“I used to horse ride a lot and my hips would be very sore afterwards. I couldn’t do PE, I couldn’t even walk around or wear high heels.”
Jess had her first surgery to treat the condition when she was 17. When she was 29, her surgeon told her she would need a full replacement.
“My hip was absolutely ruined,” she said. “Walking across a garage forecourt was like climbing Mount Everest for me.”
The recovery process led Jess to take up yoga at Haverhill therapy clinic and, later, zumba at Real Bodies gym in Haverhill.
This is where she started training as a body builder.
Now, Jess has gone from recovering from surgery to taking part in the Miami Pro bodybuilding competition in Wimbledon, which was held on November 23.
“At first I had to take it easy,” she said. “I had to re-learn how to walk. I couldn’t remember how. They set up these two bars and I just sat on the floor.
“In 2013, I went to a boot camp at (sports shop) Sweaty Betty. The teacher has become one of my best friends.

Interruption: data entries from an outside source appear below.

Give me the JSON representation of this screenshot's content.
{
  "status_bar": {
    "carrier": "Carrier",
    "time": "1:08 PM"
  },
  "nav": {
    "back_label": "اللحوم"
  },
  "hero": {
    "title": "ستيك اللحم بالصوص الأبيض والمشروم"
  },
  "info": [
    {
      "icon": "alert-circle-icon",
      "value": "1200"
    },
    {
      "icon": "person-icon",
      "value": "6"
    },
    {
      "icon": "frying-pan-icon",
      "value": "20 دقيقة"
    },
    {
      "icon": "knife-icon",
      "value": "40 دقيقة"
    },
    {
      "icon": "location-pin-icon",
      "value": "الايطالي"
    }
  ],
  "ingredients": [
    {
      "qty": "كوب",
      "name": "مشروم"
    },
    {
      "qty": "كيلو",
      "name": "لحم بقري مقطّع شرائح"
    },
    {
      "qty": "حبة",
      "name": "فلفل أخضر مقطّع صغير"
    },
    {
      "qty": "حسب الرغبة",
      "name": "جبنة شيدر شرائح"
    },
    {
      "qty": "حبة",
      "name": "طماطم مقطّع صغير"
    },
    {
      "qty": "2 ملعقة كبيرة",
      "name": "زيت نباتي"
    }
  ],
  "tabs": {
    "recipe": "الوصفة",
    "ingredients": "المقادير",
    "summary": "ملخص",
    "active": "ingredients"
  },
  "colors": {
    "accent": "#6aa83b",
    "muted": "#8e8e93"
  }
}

I asked her what she did to look so amazing and she said she did weights.”
Jess then returned to Real Bodies in Haverhill where she was able to find a trainer to help her learn how to benefit from weight lifting.
Because of the hip replacement, doctors had suggested that Jess avoided exercises such as running which would put an enormous amount of pressure on the joint.
Weight lifting, however, actually benefits Jess as the added muscle helps to support the joints and lessen the strain on them.
The process of training to be a body builder is arduous and is accompanied by a strict diet.
A typical breakfast may include porridge with almond milk and a couple of eggs (either scrambled or boiled, not fried).
A snack could consist of a yoghurt while, for lunch, chicken with green vegetables and sweet potato is a favourite. For dinner, a typical meal would be beef with vegetables and rice.
Protein shakes are consumed after work-outs and multi- vitamins and fish oils are taken throughout the day.
“I’m a very goal-oriented person,” said Jess. “I always need something to work towards. I train five or six days a week, concentrating on different body parts, legs, glutes.
“At the beginning, I did get pains in my hips but now it feels amazing. I feel like a new woman.”
The new hip is ceramic and could last for 20 years before needing to be replaced again. Regular exercise and visits to the chiropractor help in the recovery process.
Despite failing to place in this year’s Miami Pro competition, Jess intends to keep training and to take part in more contests in the future. She’d even encourage others to take up the sport.
“I’m such a determined and focussed person,” she said. “As long as you have got focus and determination, it’s a great thing to do. You can’t do it half-arsed.
“My advice is to go for it. Don’t be afraid to get involved.
“Make sure you’ve got a good support network of family, friends and people who will be there at the end of a difficult day of training.
“It’s really important to take care of your body when you exercise.
“It’s important to look after your health.”